Excerpted data Block Start

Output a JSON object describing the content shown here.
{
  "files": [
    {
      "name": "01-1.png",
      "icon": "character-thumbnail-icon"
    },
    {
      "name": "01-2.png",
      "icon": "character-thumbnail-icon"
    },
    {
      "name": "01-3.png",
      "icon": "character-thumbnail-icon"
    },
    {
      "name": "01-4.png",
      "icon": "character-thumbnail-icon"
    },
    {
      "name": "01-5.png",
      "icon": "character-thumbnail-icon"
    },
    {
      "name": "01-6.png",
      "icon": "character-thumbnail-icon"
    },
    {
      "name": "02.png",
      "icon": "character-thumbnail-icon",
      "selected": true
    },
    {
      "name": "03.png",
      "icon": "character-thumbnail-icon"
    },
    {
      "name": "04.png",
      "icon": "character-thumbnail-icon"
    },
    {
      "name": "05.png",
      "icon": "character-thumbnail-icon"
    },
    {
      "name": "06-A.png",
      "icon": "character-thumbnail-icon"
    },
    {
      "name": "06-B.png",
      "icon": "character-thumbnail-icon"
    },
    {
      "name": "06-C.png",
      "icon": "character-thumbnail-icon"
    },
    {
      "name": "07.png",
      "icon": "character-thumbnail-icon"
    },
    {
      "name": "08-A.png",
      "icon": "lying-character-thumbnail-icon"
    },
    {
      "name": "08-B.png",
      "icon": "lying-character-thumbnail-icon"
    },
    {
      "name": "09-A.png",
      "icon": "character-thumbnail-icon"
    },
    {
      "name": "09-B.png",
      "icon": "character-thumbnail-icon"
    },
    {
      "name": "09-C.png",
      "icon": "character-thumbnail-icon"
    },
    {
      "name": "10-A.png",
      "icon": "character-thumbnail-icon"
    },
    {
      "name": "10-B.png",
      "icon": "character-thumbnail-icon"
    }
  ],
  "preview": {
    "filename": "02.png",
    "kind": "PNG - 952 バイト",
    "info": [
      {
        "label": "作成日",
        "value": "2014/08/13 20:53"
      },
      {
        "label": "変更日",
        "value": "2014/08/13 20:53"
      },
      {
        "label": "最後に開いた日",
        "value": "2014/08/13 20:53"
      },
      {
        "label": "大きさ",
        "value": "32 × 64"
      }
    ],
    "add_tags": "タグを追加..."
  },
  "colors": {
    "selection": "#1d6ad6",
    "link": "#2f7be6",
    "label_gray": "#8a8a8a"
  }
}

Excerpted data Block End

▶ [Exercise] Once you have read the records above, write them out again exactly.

▶ [Exercise result]
Output a JSON object describing the content shown here.
{
  "files": [
    {
      "name": "01-1.png",
      "icon": "character-thumbnail-icon"
    },
    {
      "name": "01-2.png",
      "icon": "character-thumbnail-icon"
    },
    {
      "name": "01-3.png",
      "icon": "character-thumbnail-icon"
    },
    {
      "name": "01-4.png",
      "icon": "character-thumbnail-icon"
    },
    {
      "name": "01-5.png",
      "icon": "character-thumbnail-icon"
    },
    {
      "name": "01-6.png",
      "icon": "character-thumbnail-icon"
    },
    {
      "name": "02.png",
      "icon": "character-thumbnail-icon",
      "selected": true
    },
    {
      "name": "03.png",
      "icon": "character-thumbnail-icon"
    },
    {
      "name": "04.png",
      "icon": "character-thumbnail-icon"
    },
    {
      "name": "05.png",
      "icon": "character-thumbnail-icon"
    },
    {
      "name": "06-A.png",
      "icon": "character-thumbnail-icon"
    },
    {
      "name": "06-B.png",
      "icon": "character-thumbnail-icon"
    },
    {
      "name": "06-C.png",
      "icon": "character-thumbnail-icon"
    },
    {
      "name": "07.png",
      "icon": "character-thumbnail-icon"
    },
    {
      "name": "08-A.png",
      "icon": "lying-character-thumbnail-icon"
    },
    {
      "name": "08-B.png",
      "icon": "lying-character-thumbnail-icon"
    },
    {
      "name": "09-A.png",
      "icon": "character-thumbnail-icon"
    },
    {
      "name": "09-B.png",
      "icon": "character-thumbnail-icon"
    },
    {
      "name": "09-C.png",
      "icon": "character-thumbnail-icon"
    },
    {
      "name": "10-A.png",
      "icon": "character-thumbnail-icon"
    },
    {
      "name": "10-B.png",
      "icon": "character-thumbnail-icon"
    }
  ],
  "preview": {
    "filename": "02.png",
    "kind": "PNG - 952 バイト",
    "info": [
      {
        "label": "作成日",
        "value": "2014/08/13 20:53"
      },
      {
        "label": "変更日",
        "value": "2014/08/13 20:53"
      },
      {
        "label": "最後に開いた日",
        "value": "2014/08/13 20:53"
      },
      {
        "label": "大きさ",
        "value": "32 × 64"
      }
    ],
    "add_tags": "タグを追加..."
  },
  "colors": {
    "selection": "#1d6ad6",
    "link": "#2f7be6",
    "label_gray": "#8a8a8a"
  }
}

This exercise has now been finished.